◆ **What to work on**: Lines that contain "title": how many are there in the listing below? Answer with a number and nothing more.

▬▬▬▬▬▬

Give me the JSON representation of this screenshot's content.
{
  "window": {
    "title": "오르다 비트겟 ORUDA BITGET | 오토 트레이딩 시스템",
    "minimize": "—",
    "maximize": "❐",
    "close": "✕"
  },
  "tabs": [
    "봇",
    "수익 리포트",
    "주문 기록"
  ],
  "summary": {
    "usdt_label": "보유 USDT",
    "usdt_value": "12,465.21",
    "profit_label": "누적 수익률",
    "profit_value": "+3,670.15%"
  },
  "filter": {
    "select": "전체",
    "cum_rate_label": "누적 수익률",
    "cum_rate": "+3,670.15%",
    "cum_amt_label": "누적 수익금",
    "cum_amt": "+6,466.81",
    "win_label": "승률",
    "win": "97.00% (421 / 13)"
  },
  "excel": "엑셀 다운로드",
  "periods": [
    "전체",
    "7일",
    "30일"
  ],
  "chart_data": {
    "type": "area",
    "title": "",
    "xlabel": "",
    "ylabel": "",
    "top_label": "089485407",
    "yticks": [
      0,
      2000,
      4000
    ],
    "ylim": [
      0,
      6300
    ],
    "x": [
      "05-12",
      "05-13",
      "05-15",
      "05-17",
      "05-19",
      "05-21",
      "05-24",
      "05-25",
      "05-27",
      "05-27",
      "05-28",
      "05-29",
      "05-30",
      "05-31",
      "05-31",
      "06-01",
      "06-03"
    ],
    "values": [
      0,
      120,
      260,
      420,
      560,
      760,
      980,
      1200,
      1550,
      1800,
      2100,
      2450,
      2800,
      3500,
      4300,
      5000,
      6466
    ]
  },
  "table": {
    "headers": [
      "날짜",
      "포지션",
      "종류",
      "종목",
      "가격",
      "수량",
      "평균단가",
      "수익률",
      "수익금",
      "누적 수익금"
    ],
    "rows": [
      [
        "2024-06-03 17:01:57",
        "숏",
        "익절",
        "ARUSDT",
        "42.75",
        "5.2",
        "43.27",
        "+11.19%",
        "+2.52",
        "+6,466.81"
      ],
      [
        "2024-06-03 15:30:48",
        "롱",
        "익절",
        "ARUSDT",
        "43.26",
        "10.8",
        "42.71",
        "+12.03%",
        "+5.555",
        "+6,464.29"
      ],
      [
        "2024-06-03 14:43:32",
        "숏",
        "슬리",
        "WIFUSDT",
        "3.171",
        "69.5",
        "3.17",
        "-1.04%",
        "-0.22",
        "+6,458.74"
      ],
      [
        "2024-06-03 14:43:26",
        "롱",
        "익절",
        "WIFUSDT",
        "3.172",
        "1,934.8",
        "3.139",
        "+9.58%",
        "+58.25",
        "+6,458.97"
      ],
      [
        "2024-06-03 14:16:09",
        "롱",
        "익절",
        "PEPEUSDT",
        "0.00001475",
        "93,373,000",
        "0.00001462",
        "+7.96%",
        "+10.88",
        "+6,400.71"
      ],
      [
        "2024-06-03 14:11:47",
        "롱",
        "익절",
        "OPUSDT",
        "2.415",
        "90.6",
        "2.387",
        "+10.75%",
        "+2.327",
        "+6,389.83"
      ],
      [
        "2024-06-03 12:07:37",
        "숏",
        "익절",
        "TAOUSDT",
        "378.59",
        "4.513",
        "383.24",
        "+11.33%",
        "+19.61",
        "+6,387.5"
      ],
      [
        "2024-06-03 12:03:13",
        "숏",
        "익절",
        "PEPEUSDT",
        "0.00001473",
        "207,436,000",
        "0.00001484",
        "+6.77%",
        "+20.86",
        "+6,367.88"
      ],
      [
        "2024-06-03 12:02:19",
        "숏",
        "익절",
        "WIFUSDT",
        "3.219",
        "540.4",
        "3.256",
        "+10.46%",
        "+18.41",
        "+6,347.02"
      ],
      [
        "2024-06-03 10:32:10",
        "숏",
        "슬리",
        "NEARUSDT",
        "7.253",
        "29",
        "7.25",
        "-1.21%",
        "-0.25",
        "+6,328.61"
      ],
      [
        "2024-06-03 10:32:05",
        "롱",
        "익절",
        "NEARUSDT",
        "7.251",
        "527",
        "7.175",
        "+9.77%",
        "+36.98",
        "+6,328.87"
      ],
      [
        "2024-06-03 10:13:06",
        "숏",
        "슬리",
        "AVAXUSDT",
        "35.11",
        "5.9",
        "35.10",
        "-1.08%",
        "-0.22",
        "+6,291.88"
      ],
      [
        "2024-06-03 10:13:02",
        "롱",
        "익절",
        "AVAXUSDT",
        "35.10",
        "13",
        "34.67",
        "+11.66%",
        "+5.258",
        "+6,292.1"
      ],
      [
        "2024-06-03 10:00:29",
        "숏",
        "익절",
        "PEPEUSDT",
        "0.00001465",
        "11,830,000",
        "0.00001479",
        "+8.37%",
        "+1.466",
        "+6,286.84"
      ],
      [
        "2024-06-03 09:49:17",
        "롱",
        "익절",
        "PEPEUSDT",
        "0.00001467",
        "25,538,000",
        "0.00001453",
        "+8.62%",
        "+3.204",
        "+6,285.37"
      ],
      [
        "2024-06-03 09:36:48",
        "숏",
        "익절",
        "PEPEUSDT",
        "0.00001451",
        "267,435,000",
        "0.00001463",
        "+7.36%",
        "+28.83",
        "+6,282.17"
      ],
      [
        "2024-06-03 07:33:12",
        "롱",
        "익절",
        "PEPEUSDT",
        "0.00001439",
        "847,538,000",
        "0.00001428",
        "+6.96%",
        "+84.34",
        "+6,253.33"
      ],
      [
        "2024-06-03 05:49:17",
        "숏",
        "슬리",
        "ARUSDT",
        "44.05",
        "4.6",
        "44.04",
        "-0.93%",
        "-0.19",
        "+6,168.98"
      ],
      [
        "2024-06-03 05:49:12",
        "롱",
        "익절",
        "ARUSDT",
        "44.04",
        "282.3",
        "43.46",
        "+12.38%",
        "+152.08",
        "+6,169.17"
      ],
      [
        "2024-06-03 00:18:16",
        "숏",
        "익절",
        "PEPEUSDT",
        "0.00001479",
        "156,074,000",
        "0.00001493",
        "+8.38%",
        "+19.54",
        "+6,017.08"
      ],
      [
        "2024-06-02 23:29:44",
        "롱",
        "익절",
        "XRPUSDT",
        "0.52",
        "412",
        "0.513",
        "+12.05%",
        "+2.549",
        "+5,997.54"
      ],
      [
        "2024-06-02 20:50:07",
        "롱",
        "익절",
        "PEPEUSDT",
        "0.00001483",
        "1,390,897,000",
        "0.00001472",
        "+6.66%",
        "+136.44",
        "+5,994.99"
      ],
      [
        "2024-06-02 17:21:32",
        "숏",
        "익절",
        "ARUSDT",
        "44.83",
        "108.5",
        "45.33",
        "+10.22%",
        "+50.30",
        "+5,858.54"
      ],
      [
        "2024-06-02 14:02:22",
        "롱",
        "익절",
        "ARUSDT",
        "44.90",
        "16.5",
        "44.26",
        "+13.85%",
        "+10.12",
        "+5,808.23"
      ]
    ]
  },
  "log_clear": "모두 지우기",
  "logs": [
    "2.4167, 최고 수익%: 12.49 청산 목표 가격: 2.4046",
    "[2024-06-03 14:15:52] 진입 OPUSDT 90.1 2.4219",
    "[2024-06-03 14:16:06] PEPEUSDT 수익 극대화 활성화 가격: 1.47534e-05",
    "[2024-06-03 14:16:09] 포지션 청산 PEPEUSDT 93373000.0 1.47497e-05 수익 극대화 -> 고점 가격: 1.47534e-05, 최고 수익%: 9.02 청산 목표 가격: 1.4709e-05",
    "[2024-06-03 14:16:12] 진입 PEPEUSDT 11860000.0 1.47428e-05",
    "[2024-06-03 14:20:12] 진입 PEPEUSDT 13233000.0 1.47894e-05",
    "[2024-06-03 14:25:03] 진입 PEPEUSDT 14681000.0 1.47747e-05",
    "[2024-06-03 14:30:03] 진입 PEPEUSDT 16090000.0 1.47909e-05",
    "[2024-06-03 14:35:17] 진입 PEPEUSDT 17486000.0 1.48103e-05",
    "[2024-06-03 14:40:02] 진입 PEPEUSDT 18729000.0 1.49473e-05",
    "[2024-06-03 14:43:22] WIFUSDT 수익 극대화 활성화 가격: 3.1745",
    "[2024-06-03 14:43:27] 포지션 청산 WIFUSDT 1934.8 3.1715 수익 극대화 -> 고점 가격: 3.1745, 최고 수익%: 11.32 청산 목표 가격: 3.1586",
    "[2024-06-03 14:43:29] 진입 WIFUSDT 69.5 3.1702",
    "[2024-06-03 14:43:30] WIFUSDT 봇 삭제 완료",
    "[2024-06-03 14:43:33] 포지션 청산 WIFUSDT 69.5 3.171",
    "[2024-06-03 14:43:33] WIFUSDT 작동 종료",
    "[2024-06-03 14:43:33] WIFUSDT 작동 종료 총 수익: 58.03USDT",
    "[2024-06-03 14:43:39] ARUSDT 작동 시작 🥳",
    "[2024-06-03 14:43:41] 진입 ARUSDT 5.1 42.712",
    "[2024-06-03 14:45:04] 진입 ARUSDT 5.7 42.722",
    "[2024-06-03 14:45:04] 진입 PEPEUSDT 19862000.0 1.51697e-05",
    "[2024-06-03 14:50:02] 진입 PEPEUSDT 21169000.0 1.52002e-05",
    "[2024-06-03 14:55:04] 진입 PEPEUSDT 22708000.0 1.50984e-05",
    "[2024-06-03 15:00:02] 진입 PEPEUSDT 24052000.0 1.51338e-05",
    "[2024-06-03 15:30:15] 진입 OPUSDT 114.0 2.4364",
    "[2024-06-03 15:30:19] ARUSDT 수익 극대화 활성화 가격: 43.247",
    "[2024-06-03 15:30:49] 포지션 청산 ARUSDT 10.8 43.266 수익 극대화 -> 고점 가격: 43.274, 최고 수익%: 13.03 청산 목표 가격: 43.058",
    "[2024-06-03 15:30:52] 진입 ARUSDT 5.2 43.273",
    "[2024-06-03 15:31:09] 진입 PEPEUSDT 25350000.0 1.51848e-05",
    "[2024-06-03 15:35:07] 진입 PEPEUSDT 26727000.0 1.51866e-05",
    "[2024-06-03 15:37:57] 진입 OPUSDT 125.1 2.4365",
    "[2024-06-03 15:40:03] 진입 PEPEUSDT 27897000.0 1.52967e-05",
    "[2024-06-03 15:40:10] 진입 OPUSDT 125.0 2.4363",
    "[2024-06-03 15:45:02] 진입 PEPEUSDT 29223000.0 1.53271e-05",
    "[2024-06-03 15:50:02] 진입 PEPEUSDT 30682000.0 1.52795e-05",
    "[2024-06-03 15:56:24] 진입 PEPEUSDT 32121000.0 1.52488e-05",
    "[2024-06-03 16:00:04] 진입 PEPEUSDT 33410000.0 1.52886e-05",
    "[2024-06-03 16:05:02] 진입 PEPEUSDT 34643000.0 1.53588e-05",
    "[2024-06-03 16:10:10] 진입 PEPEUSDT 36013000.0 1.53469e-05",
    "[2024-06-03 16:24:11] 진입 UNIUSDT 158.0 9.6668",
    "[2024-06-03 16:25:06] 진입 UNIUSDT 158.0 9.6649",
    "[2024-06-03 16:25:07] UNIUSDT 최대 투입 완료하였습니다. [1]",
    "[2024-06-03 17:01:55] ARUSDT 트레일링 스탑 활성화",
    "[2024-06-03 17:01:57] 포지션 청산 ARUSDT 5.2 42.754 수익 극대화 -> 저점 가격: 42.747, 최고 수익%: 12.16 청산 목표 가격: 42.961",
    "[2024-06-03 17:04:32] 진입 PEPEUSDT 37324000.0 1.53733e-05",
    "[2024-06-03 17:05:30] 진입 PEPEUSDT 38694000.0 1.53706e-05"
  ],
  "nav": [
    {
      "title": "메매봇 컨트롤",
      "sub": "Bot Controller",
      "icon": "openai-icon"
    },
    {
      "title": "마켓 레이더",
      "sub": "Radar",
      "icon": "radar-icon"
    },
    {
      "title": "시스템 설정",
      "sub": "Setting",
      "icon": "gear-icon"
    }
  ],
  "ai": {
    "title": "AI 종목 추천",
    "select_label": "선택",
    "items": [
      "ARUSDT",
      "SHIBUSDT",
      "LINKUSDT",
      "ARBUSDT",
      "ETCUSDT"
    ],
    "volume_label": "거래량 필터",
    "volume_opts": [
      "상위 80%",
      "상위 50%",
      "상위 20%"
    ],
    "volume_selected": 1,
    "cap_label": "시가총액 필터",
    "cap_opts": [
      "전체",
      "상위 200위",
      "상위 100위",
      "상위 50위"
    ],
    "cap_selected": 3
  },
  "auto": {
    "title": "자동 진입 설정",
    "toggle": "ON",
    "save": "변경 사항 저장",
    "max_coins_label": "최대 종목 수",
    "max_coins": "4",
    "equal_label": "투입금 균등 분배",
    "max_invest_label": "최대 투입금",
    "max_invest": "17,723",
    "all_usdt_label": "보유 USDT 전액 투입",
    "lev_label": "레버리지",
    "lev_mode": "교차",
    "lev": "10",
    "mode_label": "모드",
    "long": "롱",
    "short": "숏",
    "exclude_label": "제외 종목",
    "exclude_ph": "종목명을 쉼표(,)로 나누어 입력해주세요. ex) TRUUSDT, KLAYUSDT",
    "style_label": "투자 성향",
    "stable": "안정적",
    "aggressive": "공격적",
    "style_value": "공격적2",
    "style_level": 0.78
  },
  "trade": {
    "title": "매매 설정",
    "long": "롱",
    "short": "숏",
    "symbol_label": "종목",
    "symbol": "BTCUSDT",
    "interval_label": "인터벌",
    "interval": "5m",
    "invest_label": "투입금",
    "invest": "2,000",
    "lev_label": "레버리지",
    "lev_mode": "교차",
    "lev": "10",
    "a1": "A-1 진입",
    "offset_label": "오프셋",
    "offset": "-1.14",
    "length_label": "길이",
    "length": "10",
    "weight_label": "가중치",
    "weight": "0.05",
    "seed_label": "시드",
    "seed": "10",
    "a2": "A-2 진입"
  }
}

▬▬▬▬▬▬

◆ **Task result**: 8